(Dataset items)
══════════
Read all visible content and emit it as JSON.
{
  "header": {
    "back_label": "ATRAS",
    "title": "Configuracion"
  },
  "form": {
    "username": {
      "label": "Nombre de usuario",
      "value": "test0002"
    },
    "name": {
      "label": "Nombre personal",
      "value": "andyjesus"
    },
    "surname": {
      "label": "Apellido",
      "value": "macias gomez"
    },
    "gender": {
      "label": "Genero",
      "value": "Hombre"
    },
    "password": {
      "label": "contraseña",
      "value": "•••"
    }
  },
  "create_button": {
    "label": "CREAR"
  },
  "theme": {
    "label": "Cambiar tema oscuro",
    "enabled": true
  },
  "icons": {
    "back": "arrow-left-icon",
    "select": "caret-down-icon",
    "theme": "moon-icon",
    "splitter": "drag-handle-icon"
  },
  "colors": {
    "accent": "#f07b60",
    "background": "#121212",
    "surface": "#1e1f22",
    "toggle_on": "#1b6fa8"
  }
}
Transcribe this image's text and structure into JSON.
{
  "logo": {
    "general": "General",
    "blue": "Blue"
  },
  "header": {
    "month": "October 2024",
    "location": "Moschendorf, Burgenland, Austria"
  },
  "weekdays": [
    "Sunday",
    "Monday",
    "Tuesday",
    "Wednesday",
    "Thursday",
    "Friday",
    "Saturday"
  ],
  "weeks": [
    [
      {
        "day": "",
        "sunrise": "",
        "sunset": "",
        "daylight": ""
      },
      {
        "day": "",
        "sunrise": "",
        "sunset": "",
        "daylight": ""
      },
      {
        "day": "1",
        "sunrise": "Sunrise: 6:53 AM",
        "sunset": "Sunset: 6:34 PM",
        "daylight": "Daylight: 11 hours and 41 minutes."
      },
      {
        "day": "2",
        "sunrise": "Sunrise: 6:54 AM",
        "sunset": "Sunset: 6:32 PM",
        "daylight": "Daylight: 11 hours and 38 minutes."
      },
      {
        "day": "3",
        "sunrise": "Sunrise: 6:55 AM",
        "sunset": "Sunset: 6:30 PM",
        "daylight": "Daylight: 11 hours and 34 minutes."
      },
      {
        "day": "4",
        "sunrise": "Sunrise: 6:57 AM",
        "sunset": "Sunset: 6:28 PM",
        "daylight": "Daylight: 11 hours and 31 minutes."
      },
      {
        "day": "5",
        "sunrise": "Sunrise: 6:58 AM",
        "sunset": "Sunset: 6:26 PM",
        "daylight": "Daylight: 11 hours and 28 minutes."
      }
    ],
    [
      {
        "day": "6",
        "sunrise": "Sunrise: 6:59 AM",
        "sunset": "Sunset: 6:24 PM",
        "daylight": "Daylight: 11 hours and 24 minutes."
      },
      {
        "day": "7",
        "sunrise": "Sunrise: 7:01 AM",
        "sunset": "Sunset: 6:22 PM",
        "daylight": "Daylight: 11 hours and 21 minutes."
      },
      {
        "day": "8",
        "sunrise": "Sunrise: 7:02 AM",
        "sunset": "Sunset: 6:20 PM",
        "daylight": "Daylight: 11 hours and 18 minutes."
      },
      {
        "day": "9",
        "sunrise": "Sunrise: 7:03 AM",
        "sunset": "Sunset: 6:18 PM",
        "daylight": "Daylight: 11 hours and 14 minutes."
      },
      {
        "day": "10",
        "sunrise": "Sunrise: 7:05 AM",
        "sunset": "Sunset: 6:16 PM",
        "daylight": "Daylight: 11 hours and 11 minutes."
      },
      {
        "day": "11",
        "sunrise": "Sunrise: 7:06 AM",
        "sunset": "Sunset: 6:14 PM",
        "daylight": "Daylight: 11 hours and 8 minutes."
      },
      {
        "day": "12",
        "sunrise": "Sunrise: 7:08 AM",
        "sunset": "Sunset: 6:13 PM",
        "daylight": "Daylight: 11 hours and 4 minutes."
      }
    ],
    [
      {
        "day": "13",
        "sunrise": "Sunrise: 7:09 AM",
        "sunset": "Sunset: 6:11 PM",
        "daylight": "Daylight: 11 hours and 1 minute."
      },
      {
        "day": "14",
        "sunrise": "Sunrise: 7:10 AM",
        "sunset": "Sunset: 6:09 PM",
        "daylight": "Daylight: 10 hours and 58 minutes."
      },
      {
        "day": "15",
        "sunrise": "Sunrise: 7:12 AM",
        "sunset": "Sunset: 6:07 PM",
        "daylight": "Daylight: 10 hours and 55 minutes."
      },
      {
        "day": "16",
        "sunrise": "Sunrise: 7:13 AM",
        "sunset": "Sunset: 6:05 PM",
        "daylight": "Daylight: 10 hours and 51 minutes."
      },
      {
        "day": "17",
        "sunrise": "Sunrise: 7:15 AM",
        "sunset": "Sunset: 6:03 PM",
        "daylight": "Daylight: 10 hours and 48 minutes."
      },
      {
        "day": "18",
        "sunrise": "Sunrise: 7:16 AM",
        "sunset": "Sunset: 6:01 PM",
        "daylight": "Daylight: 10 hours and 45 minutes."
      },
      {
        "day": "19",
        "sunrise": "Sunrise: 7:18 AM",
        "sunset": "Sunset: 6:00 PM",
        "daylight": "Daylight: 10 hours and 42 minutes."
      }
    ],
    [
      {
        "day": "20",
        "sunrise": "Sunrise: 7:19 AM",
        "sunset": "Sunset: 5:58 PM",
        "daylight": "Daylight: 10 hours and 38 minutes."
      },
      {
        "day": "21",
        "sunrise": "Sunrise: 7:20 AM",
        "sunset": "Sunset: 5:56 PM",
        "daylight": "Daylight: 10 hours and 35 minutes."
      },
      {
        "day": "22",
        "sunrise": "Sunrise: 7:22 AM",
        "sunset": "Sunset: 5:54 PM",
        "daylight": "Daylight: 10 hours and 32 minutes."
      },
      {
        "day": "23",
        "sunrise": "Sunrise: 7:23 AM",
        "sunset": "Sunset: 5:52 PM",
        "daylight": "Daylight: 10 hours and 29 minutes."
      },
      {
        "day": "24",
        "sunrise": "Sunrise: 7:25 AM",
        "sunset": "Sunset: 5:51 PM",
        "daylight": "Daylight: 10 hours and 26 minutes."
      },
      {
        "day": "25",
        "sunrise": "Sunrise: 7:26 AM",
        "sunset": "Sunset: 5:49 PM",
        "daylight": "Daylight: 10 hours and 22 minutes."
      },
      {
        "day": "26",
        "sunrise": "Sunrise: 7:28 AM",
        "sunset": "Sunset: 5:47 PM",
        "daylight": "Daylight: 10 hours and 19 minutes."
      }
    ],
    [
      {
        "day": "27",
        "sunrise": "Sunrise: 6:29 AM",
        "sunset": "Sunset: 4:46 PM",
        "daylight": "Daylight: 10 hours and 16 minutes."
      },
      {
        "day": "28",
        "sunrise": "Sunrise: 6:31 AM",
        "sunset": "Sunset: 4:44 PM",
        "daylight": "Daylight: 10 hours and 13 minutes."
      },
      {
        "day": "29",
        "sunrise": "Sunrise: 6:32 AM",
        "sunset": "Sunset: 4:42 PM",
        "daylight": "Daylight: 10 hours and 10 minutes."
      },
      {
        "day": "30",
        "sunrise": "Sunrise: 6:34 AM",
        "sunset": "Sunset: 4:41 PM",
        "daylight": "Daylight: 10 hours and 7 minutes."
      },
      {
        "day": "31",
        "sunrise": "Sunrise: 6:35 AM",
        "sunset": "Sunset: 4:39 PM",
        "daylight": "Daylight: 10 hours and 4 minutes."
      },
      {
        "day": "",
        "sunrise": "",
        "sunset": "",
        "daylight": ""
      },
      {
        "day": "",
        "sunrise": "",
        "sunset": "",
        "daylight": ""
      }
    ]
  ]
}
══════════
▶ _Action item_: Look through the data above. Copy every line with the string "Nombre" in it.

▶ _Reply_:
      "label": "Nombre de usuario",
      "label": "Nombre personal",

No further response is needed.